AIM OF THE EXERCISE: Every record is to be returned as written, with no omissions.

[Items from a data source]
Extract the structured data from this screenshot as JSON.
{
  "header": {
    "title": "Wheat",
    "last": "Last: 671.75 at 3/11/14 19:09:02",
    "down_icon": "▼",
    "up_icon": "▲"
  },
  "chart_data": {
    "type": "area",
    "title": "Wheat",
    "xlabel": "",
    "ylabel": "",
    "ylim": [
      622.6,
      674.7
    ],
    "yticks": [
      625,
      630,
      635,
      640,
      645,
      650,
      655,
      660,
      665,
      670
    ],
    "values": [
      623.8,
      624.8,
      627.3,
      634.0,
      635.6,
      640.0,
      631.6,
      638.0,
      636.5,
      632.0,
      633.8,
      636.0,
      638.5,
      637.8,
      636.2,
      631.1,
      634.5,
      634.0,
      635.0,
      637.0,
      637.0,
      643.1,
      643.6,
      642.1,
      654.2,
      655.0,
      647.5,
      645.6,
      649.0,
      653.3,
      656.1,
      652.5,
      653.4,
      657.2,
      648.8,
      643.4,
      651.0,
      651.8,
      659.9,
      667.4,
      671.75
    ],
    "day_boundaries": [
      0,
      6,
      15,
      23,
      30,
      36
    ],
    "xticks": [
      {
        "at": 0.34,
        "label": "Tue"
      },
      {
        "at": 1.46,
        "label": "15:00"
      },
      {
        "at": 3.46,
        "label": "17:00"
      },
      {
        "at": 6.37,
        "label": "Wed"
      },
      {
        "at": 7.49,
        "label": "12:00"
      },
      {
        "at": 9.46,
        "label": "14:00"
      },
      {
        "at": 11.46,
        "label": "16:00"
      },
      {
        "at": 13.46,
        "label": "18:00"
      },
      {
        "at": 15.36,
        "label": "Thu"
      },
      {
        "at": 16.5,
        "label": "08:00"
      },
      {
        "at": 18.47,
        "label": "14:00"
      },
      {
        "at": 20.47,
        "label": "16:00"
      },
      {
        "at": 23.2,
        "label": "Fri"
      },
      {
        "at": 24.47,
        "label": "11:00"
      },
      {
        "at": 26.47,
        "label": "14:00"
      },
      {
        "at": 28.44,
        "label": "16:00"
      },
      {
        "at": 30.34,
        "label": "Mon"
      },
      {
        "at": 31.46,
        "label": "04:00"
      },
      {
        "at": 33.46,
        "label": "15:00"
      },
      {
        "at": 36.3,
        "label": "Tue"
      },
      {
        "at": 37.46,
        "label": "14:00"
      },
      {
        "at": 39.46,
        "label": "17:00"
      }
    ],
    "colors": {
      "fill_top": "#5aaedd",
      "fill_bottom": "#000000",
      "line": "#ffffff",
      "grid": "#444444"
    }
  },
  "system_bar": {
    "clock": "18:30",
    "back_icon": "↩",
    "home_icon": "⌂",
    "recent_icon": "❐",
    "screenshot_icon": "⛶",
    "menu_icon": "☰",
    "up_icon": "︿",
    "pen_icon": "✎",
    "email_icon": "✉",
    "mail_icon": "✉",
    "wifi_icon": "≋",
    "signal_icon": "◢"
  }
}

TASK ANSWER:
Extract the structured data from this screenshot as JSON.
{
  "header": {
    "title": "Wheat",
    "last": "Last: 671.75 at 3/11/14 19:09:02",
    "down_icon": "▼",
    "up_icon": "▲"
  },
  "chart_data": {
    "type": "area",
    "title": "Wheat",
    "xlabel": "",
    "ylabel": "",
    "ylim": [
      622.6,
      674.7
    ],
    "yticks": [
      625,
      630,
      635,
      640,
      645,
      650,
      655,
      660,
      665,
      670
    ],
    "values": [
      623.8,
      624.8,
      627.3,
      634.0,
      635.6,
      640.0,
      631.6,
      638.0,
      636.5,
      632.0,
      633.8,
      636.0,
      638.5,
      637.8,
      636.2,
      631.1,
      634.5,
      634.0,
      635.0,
      637.0,
      637.0,
      643.1,
      643.6,
      642.1,
      654.2,
      655.0,
      647.5,
      645.6,
      649.0,
      653.3,
      656.1,
      652.5,
      653.4,
      657.2,
      648.8,
      643.4,
      651.0,
      651.8,
      659.9,
      667.4,
      671.75
    ],
    "day_boundaries": [
      0,
      6,
      15,
      23,
      30,
      36
    ],
    "xticks": [
      {
        "at": 0.34,
        "label": "Tue"
      },
      {
        "at": 1.46,
        "label": "15:00"
      },
      {
        "at": 3.46,
        "label": "17:00"
      },
      {
        "at": 6.37,
        "label": "Wed"
      },
      {
        "at": 7.49,
        "label": "12:00"
      },
      {
        "at": 9.46,
        "label": "14:00"
      },
      {
        "at": 11.46,
        "label": "16:00"
      },
      {
        "at": 13.46,
        "label": "18:00"
      },
      {
        "at": 15.36,
        "label": "Thu"
      },
      {
        "at": 16.5,
        "label": "08:00"
      },
      {
        "at": 18.47,
        "label": "14:00"
      },
      {
        "at": 20.47,
        "label": "16:00"
      },
      {
        "at": 23.2,
        "label": "Fri"
      },
      {
        "at": 24.47,
        "label": "11:00"
      },
      {
        "at": 26.47,
        "label": "14:00"
      },
      {
        "at": 28.44,
        "label": "16:00"
      },
      {
        "at": 30.34,
        "label": "Mon"
      },
      {
        "at": 31.46,
        "label": "04:00"
      },
      {
        "at": 33.46,
        "label": "15:00"
      },
      {
        "at": 36.3,
        "label": "Tue"
      },
      {
        "at": 37.46,
        "label": "14:00"
      },
      {
        "at": 39.46,
        "label": "17:00"
      }
    ],
    "colors": {
      "fill_top": "#5aaedd",
      "fill_bottom": "#000000",
      "line": "#ffffff",
      "grid": "#444444"
    }
  },
  "system_bar": {
    "clock": "18:30",
    "back_icon": "↩",
    "home_icon": "⌂",
    "recent_icon": "❐",
    "screenshot_icon": "⛶",
    "menu_icon": "☰",
    "up_icon": "︿",
    "pen_icon": "✎",
    "email_icon": "✉",
    "mail_icon": "✉",
    "wifi_icon": "≋",
    "signal_icon": "◢"
  }
}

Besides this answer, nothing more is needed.